The summer/ fall of 2006 had a name -- at least it did in Iraq. It was called the Battle for Baghdad.
It was one of the most bloody periods of the war. The moment just before the Surge where hundreds of people -- hundreds of Iraqis -- were dying every day. I say we snuck into the country because we did.
We had been trying to obtain permission to get into the country legally, but it was proving very difficult. We heard through a friend that you could fly into Erbil through Germany. So we did. Without any papers we bought one-way tickets in cash from Erbil to Baghdad.
To me it was a really bad sign: who was in charge of the (expletive) show down there? There was a real feeling of desperation in the air when my friend Suroosh and I landed at the Baghdad International Airport. Someone in Iraq even told us that there was a rumor floating around that the U.S. forces were seriously considering building a moat around the city.
Once inside, we aligned to our mission: to find and interview the only heavy metal band in the country, Acrassicauda.
It wasn't easy, but we found the guys -- Faisal and Firas -- and spent a week interviewing them in locations that would keep them safe from accusations of collaboration with the enemy.
We met two of the nicest, warmest, funniest dudes, and through them our perspective on this war, and all war, was fundamentally changed. For the first time, I saw the war through the eyes of the oppressed, and saw it for what it was: (expletive) stupid. It was a stupid, stupid war. And the old men that conducted it, on both sides, were essentially the same ugly evil idiots; the same ideologues that championed their own particular visions of a new world order under the banner of their chosen gods -- money, freedom, oil, Allah -- take your pick.
The recent elections saw a flare in the random violence that characterized the hottest periods of the war and reminded me that the desire to kill is still very much alive in Iraq. That the cost of life is still very low.
The recent Oscars proved to me how myopic we still are about that war, about our role in it.

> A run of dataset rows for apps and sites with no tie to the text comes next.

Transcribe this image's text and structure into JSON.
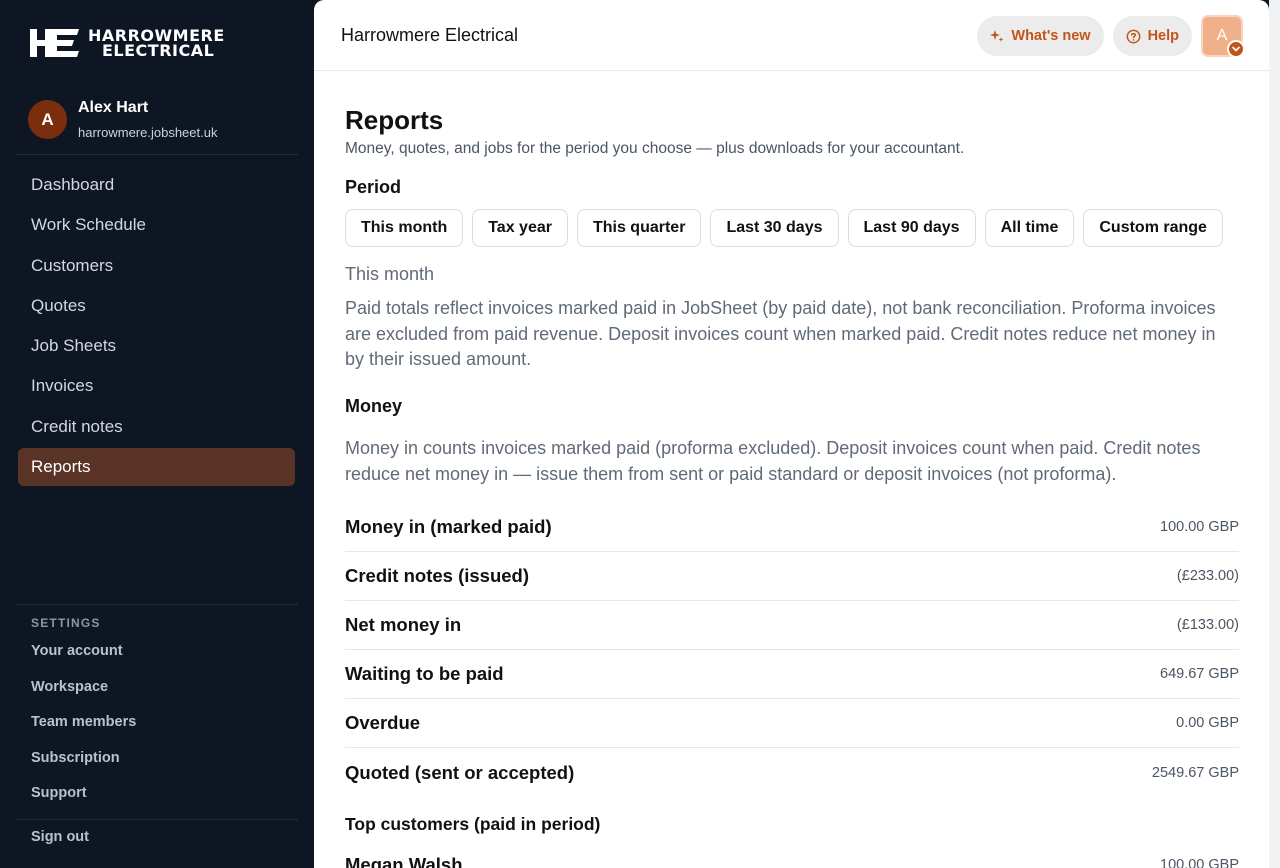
{
  "brand": {
    "logo_line1": "HARROWMERE",
    "logo_line2": "ELECTRICAL",
    "logo_mark": "HE"
  },
  "user": {
    "initial": "A",
    "name": "Alex Hart",
    "domain": "harrowmere.jobsheet.uk"
  },
  "nav": {
    "items": [
      {
        "label": "Dashboard"
      },
      {
        "label": "Work Schedule"
      },
      {
        "label": "Customers"
      },
      {
        "label": "Quotes"
      },
      {
        "label": "Job Sheets"
      },
      {
        "label": "Invoices"
      },
      {
        "label": "Credit notes"
      },
      {
        "label": "Reports"
      }
    ],
    "active": "Reports"
  },
  "settings": {
    "heading": "SETTINGS",
    "items": [
      {
        "label": "Your account"
      },
      {
        "label": "Workspace"
      },
      {
        "label": "Team members"
      },
      {
        "label": "Subscription"
      },
      {
        "label": "Support"
      }
    ],
    "sign_out": "Sign out"
  },
  "topbar": {
    "business_name": "Harrowmere Electrical",
    "whats_new": "What's new",
    "help": "Help",
    "avatar_initial": "A"
  },
  "page": {
    "title": "Reports",
    "subtitle": "Money, quotes, and jobs for the period you choose — plus downloads for your accountant.",
    "period_label": "Period",
    "period_options": [
      {
        "label": "This month"
      },
      {
        "label": "Tax year"
      },
      {
        "label": "This quarter"
      },
      {
        "label": "Last 30 days"
      },
      {
        "label": "Last 90 days"
      },
      {
        "label": "All time"
      },
      {
        "label": "Custom range"
      }
    ],
    "current_period": "This month",
    "paid_note": "Paid totals reflect invoices marked paid in JobSheet (by paid date), not bank reconciliation. Proforma invoices are excluded from paid revenue. Deposit invoices count when marked paid. Credit notes reduce net money in by their issued amount.",
    "money_heading": "Money",
    "money_note": "Money in counts invoices marked paid (proforma excluded). Deposit invoices count when paid. Credit notes reduce net money in — issue them from sent or paid standard or deposit invoices (not proforma).",
    "money_rows": [
      {
        "label": "Money in (marked paid)",
        "value": "100.00 GBP"
      },
      {
        "label": "Credit notes (issued)",
        "value": "(£233.00)"
      },
      {
        "label": "Net money in",
        "value": "(£133.00)"
      },
      {
        "label": "Waiting to be paid",
        "value": "649.67 GBP"
      },
      {
        "label": "Overdue",
        "value": "0.00 GBP"
      },
      {
        "label": "Quoted (sent or accepted)",
        "value": "2549.67 GBP"
      }
    ],
    "top_customers_heading": "Top customers (paid in period)",
    "top_customers": [
      {
        "name": "Megan Walsh",
        "value": "100.00 GBP"
      }
    ]
  },
  "colors": {
    "sidebar_bg": "#0e1624",
    "active_nav": "#5a3327",
    "accent": "#c2561a"
  }
}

(Kathryn) Bigelow's champions film of champions ("The Hurt Locker") shows the Americans as the heroes, addicted to comradeship and the thrill of battle, and the Iraqis as the faceless aggressors resorting to cheap tactics and foul play. A rather disgusting narrative point of view, especially unnerving when you consider how determined Bigelow et screaming actors al were to create an apolitical discursive cocoon around their film. It's as though they were being willfully, culturally stupid, which is strange from a director that is considered, buy most accounts, to be an intelligent filmmaker.
Last night, I made my way to a little event at a little bar in Brooklyn. Almost four years since my trip to Iraq, and those awesome dudes -- Faisal, Firas, Marwan and Tony -- now live in New York.

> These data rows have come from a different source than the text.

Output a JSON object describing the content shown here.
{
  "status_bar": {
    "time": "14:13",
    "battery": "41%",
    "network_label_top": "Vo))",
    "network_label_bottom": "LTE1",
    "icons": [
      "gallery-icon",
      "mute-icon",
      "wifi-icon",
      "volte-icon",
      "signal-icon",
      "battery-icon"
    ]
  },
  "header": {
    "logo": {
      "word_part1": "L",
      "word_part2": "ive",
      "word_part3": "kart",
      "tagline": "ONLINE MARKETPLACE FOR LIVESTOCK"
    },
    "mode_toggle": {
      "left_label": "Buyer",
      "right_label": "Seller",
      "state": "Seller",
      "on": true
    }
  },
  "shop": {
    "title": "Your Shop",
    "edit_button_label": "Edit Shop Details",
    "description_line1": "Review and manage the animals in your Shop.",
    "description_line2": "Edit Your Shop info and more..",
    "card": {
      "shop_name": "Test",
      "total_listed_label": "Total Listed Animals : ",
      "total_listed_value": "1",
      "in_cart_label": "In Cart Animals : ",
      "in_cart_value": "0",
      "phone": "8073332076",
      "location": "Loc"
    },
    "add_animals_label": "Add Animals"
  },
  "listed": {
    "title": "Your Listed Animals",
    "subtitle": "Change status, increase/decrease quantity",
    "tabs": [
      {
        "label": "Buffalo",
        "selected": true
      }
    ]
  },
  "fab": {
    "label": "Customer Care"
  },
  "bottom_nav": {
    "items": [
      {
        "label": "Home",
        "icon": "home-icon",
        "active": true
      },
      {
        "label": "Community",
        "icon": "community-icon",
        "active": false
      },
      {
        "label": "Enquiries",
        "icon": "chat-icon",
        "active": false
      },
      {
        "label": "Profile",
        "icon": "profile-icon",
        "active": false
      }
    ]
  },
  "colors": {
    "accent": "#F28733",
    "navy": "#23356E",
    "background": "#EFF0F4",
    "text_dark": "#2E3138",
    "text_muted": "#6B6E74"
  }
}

They made it out of Iraq, out of exile in Syria, out of the limbo of their refugee existences in Turkey, and they made it to the stage. Last night Acrassicauda rocked out. They are alive and well, and growing their hair long in peace.

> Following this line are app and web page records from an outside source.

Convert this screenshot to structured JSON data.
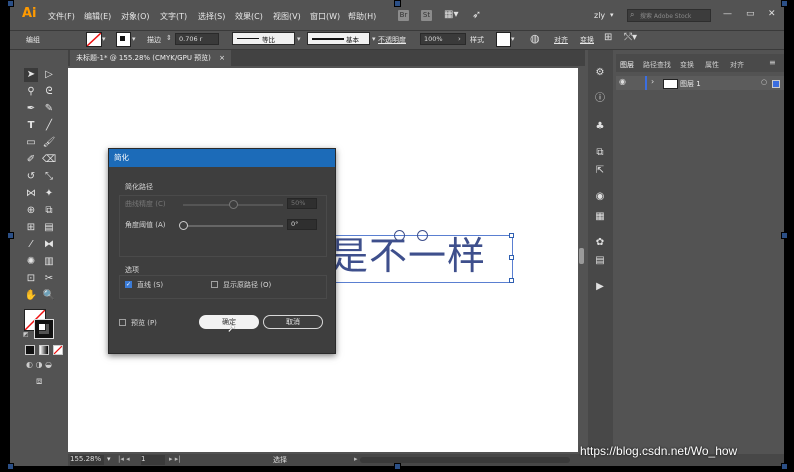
{
  "app": {
    "logo": "Ai",
    "menus": [
      "文件(F)",
      "编辑(E)",
      "对象(O)",
      "文字(T)",
      "选择(S)",
      "效果(C)",
      "视图(V)",
      "窗口(W)",
      "帮助(H)"
    ],
    "menubar_icons": [
      "bridge-icon",
      "stock-icon",
      "workspace-grid-icon",
      "rocket-icon"
    ],
    "bridge_glyph": "Br",
    "stock_glyph": "St",
    "user": "zly",
    "search_placeholder": "搜索 Adobe Stock"
  },
  "control_bar": {
    "selection_label": "编组",
    "stroke_label": "描边",
    "stroke_value": "0.706 r",
    "uniform_label": "等比",
    "basic_label": "基本",
    "opacity_label": "不透明度",
    "opacity_value": "100%",
    "style_label": "样式",
    "align_label": "对齐",
    "transform_label": "变换"
  },
  "document": {
    "tab_title": "未标题-1* @ 155.28% (CMYK/GPU 预览)",
    "close_glyph": "×",
    "canvas_text": "是不一样"
  },
  "layers_panel": {
    "tabs": [
      "图层",
      "路径查找",
      "变换",
      "属性",
      "对齐"
    ],
    "layer_name": "图层 1"
  },
  "status_bar": {
    "zoom": "155.28%",
    "page": "1",
    "mode": "选择"
  },
  "dialog": {
    "title": "简化",
    "section_path": "简化路径",
    "curve_precision_label": "曲线精度 (C)",
    "curve_precision_value": "50%",
    "curve_precision_fraction": 0.5,
    "angle_threshold_label": "角度阈值 (A)",
    "angle_threshold_value": "0°",
    "angle_threshold_fraction": 0.0,
    "section_options": "选项",
    "straight_lines_label": "直线 (S)",
    "straight_lines_checked": true,
    "show_original_label": "显示原路径 (O)",
    "show_original_checked": false,
    "preview_label": "预览 (P)",
    "preview_checked": false,
    "ok_label": "确定",
    "cancel_label": "取消"
  },
  "watermark": "https://blog.csdn.net/Wo_how",
  "colors": {
    "accent": "#1c6bb8",
    "app_bg": "#535353",
    "artboard": "#ffffff",
    "canvas_text": "#3e4f8c",
    "logo": "#ff9a00"
  }
}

As they played I couldn't help thinking that behind these four guys stands an entire generation of young Iraqis who had their lives torn apart for a truly stupid war that was built on lies and sustained by our inability to empathize. The first decade of the century was a shame. I just hope we learn something from it.